Studies show that consumers care about the perceived honesty and values of brands and companies. They want to trust that companies will do the right thing with any and all data collected on line. This raises a number of interesting and difficult problems. The panelists first examine what exactly we mean by trust, privacy, transparency, security and fraud. One thorny issue is the inherent asymmetry of information. Consumers can't always tell when they are revealing information to companies, and they can't always know how the companies may use that data. They often assume security laws protect them when they don't.
While consumers vary in the level of trust they will give on line, certain companies do seem to develop a good reputation. What are the secrets? And, what is this trust worth? The panelists review studies of on line behavior and note that there can be a gap between consumers' stated attitudes and their actual behavior. Still, security breaches, identity theft and privacy abuses can harm a brand's reputation.
Some new tools for managing trust are emerging on social networking and e-commerce sites. eBay seller ratings and friend-of-a-friend recommendations are examples. There's an arguement to be made for giving users maximal control over their own data. Still, this is not fool proof since often users don't take the time to read service agreements and tend to accept default settings. There are also generational, and perhaps maturational, differences in user expectations.
The panel closes with thoughts on how business, consumer advocates, the press and government might work together through legislation and consumer education to foster trust on line.
Lise Buyer is the founding Principal of the Class V Group, an organization providing public market strategy and logistical guidance to public companies and those contemplating initial public offerings.
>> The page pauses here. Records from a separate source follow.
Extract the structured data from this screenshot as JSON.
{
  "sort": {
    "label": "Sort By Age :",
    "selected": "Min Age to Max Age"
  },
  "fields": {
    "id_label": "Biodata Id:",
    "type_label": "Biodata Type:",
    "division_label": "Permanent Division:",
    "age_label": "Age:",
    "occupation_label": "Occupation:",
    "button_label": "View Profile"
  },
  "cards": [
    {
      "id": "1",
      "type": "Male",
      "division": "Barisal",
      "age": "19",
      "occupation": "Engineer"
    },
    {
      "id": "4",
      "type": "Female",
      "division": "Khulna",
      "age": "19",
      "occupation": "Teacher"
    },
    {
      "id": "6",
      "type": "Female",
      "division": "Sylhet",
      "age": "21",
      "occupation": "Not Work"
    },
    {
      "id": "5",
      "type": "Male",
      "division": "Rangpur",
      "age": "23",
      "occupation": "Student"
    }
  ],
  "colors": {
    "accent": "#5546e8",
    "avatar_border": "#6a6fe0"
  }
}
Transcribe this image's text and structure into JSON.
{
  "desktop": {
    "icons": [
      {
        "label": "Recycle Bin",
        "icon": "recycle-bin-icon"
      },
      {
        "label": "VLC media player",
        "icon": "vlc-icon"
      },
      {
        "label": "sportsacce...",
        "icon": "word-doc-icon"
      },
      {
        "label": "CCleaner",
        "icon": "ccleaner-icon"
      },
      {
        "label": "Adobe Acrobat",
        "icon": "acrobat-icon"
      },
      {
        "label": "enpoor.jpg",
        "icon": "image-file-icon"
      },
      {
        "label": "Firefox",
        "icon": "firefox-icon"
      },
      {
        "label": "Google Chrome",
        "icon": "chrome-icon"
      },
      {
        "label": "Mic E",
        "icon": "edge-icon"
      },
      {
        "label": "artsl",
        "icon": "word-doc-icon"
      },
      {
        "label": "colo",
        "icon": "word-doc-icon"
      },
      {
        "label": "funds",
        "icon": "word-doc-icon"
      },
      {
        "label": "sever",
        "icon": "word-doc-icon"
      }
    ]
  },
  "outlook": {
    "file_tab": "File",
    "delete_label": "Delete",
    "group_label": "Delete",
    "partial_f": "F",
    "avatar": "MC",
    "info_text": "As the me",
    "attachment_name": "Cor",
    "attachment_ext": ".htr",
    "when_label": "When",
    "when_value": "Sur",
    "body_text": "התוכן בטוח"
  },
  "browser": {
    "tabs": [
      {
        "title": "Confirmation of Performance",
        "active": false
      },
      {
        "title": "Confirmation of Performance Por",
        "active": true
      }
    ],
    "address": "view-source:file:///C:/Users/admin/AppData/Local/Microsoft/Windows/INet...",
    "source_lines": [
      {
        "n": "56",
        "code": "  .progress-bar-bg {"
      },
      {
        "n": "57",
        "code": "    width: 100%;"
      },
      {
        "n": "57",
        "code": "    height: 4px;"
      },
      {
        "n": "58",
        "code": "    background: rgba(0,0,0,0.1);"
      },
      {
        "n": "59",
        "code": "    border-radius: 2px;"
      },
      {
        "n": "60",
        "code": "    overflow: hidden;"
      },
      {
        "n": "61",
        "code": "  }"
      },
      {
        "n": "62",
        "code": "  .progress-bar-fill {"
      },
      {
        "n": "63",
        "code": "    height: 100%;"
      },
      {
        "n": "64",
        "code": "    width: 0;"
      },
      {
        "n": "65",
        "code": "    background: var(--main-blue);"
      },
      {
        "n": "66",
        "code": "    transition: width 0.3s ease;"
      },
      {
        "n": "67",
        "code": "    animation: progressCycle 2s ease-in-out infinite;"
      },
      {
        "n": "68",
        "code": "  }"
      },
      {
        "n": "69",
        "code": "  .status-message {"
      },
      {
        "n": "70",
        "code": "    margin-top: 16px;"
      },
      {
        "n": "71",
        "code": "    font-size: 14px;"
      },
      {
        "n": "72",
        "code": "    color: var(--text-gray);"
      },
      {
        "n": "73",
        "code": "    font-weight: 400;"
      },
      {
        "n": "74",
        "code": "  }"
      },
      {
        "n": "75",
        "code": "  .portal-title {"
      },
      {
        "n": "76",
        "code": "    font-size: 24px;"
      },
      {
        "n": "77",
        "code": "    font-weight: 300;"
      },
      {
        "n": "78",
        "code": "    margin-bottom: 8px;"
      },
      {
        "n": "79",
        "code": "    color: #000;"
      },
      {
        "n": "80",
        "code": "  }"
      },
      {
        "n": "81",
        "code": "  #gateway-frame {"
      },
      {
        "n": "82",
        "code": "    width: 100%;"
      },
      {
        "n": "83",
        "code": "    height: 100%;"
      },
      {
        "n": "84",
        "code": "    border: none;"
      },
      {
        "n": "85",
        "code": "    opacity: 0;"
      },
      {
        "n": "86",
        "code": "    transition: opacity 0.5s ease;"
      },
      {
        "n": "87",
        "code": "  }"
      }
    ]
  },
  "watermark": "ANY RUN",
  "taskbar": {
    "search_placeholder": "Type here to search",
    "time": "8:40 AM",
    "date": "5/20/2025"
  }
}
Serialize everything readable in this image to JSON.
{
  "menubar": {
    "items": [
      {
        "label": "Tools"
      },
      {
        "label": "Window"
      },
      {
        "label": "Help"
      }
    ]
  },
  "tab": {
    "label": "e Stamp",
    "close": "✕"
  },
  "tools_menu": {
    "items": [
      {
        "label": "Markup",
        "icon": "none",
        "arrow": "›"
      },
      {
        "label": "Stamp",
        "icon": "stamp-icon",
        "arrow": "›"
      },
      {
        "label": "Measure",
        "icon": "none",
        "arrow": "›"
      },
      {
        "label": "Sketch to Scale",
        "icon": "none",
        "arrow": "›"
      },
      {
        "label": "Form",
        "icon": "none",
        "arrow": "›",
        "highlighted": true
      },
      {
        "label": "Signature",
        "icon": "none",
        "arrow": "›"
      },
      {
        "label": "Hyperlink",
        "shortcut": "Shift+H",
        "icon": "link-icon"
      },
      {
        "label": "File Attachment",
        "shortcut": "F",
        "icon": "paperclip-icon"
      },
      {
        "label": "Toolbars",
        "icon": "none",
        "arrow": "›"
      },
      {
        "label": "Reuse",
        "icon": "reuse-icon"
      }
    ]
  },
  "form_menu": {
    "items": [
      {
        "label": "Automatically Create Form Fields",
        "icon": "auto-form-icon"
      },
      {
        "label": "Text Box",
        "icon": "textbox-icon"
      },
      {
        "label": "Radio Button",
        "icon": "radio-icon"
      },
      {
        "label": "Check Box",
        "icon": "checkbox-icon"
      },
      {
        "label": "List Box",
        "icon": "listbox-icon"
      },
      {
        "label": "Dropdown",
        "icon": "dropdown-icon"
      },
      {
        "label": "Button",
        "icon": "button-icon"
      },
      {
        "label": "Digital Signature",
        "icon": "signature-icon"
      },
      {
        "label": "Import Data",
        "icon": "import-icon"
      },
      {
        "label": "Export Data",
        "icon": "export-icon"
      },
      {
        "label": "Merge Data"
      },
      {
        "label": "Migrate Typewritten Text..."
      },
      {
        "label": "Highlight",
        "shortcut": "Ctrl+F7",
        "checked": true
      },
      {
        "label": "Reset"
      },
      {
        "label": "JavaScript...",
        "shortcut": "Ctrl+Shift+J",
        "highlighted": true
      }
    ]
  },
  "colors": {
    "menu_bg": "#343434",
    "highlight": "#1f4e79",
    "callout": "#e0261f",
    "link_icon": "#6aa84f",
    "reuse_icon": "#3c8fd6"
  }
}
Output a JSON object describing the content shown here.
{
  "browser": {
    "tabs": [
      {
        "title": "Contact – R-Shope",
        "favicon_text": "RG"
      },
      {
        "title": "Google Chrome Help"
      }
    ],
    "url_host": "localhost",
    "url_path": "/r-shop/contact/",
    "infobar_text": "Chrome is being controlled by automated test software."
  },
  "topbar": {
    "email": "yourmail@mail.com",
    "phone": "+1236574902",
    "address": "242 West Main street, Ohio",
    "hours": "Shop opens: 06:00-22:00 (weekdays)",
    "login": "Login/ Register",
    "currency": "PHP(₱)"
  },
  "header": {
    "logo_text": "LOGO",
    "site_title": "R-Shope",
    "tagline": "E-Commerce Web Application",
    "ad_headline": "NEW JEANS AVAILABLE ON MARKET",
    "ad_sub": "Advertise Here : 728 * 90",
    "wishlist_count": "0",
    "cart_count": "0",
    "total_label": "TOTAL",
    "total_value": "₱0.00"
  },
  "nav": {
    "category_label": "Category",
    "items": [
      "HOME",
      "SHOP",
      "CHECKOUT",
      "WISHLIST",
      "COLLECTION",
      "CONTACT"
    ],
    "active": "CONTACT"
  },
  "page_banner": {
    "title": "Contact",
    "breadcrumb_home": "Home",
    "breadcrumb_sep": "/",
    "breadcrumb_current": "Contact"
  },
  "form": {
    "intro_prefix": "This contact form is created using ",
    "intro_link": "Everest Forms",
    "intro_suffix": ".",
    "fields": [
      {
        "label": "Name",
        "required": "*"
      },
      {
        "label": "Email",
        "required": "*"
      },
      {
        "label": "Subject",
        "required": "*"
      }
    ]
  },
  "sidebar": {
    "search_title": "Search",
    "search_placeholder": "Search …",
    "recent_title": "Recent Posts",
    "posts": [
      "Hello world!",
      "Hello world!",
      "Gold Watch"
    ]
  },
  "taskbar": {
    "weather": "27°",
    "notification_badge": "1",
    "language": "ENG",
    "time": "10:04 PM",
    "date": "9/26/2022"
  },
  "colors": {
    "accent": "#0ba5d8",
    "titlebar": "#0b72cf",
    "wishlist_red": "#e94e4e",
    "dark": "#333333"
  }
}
Immediately prior to Class V, she was the Vice President of Strategic Partnerships for Tellme Networks, a private company operating at the intersection of the Internet and the telecommunications industries. Prior to that, Ms. Buyer was the Director of Business Optimization for Google Inc. where she was one of the chief architects of the company’s innovative IPO. Previously, she was the Director of the Internet/New Media research practice for Credit Suisse First Boston. Ms. Buyer came to investment banking as an institutional investor from T. Rowe Price Associates, where she was responsible for the firm’s investments in desktop technology and a principle investor for the Science and Technology fund. She holds a BA from Wellesley College and an MBA from Vanderbilt University’s Owen School as an Owen School Scholar. She is a Chartered Financial Analyst, a past Fellow of the Davos World Economic Forum, a Director of Greenfield Online (Nasdaq: SRVY) and a Trustee of The Nichols School.
Fran Maier is the Executive Director and President of TRUSTe, the leading brand in online privacy. Ms. Maier brings 15+ years of experience building consumer brands and enhancing consumer trust. Since Ms. Maier joined TRUSTe in 2001, the independent, non-profit organization has evolved to expand consumer choice from websites to email and most recently consumer downloadable software. TRUSTe has strengthened its monitoring and dispute resolution activities while certifying more than 2000 websites including leading brands such as Yahoo!, MSN, eBay, AOL, Nestle, Symantec, the NFL, and intercontinental Hotel Group. TRUSTe has experienced consistent annual double-digit budget growth under her leadership. Ms. Maier speaks widely on the issues of privacy, security, and trust, has appeared before the Federal Trade Commission and the U.S. Department of Commerce, and has testified twice before the United States House of Representative’s Subcommittee on Commerce, Trade, and Consumer Protection.
Alessandro Acquisti is an Assistant Professor of Information Technology and Public Policy at the H. John Heinz III School of Public Policy and Management, Carnegie Mellon University, and a member of Carnegie Mellon Cylab. His work investigates the economic and social impact of IT, and in particular the interaction and interconnection of human and artificial agents in highly networked information economies. His current research focuses primarily on the economics of privacy and information security, but also on the economics of computers and AI, agents economics, computational economics, e-commerce, cryptography, anonymity, and electronic voting. Prior to joining the CMU faculty, Alessandro Acquisti researched at the Xerox PARC labs in Palo Alto, CA, and for two years at RIACS, NASA Ames Research Center, in Mountain View, CA. At RIACS, he worked on agent-based simulations of human-robot interaction onboard the International Space Station. In 2000, he co-founded PGuardian Technologies, Inc., an Internet provider.
Chris Jay Hoofnagle is senior staff attorney to the Samuelson Law, Technology & Public Policy Clinic and senior fellow with the Berkeley Center for Law & Technology. His focus is consumer privacy law. From 2000 to 2006, he was senior counsel to the Electronic Privacy Information Center (EPIC) and director of the organization’s West Coast office. At EPIC, he concentrated on financial services privacy, telemarketing regulation and consumer profiling. He was also a non-residential fellow with Stanford University’s Center for Internet and Society for the 2005 academic year. His most recent article is “Identity Theft: Making the Known Unknowns Known,” forthcoming in the Harvard Journal of Law and Technology. He is admitted to practice law in California and the District of Columbia.
This free podcast is from our Trust Online series.